# WORK INSTRUCTION
When the string "header" occurs in a line of the records, show that line.

# DATA FOR THIS TASK
# # # # #
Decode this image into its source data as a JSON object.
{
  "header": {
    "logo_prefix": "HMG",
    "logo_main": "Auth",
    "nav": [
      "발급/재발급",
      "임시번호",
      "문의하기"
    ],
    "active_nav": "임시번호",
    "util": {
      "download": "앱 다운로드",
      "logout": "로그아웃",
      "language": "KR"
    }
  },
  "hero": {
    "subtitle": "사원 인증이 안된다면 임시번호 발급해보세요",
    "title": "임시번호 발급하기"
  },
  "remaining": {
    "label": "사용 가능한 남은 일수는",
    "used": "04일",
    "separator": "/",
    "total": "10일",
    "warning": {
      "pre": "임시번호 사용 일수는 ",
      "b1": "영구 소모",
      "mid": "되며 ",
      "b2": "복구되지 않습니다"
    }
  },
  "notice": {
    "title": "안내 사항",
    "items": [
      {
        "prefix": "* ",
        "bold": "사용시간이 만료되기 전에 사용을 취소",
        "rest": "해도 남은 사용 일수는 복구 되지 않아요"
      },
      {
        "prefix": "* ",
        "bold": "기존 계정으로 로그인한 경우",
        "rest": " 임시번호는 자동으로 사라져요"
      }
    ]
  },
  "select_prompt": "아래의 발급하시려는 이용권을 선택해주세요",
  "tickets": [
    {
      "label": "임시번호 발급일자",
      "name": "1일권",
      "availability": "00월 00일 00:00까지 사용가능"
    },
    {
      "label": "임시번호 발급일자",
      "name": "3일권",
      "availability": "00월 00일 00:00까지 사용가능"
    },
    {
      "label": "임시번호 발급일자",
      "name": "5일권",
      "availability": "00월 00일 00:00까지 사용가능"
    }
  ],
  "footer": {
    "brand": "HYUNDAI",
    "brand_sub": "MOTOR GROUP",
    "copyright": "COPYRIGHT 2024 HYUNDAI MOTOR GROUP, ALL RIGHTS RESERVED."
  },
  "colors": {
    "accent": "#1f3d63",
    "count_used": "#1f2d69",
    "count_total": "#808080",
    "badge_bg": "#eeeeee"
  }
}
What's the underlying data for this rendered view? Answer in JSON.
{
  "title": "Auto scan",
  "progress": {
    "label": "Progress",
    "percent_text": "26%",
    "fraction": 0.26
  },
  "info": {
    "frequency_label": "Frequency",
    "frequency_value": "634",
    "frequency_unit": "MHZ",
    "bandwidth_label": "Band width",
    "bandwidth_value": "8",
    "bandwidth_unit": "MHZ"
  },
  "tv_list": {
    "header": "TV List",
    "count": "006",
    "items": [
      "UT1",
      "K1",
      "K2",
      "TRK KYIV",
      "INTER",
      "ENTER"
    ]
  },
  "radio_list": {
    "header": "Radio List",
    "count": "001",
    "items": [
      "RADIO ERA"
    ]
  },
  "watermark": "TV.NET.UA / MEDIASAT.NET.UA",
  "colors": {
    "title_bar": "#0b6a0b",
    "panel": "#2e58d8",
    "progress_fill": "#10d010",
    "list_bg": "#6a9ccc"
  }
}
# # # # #
# ANSWER TO THE PROBLEM
  "header": {
    "header": "TV List",
    "header": "Radio List",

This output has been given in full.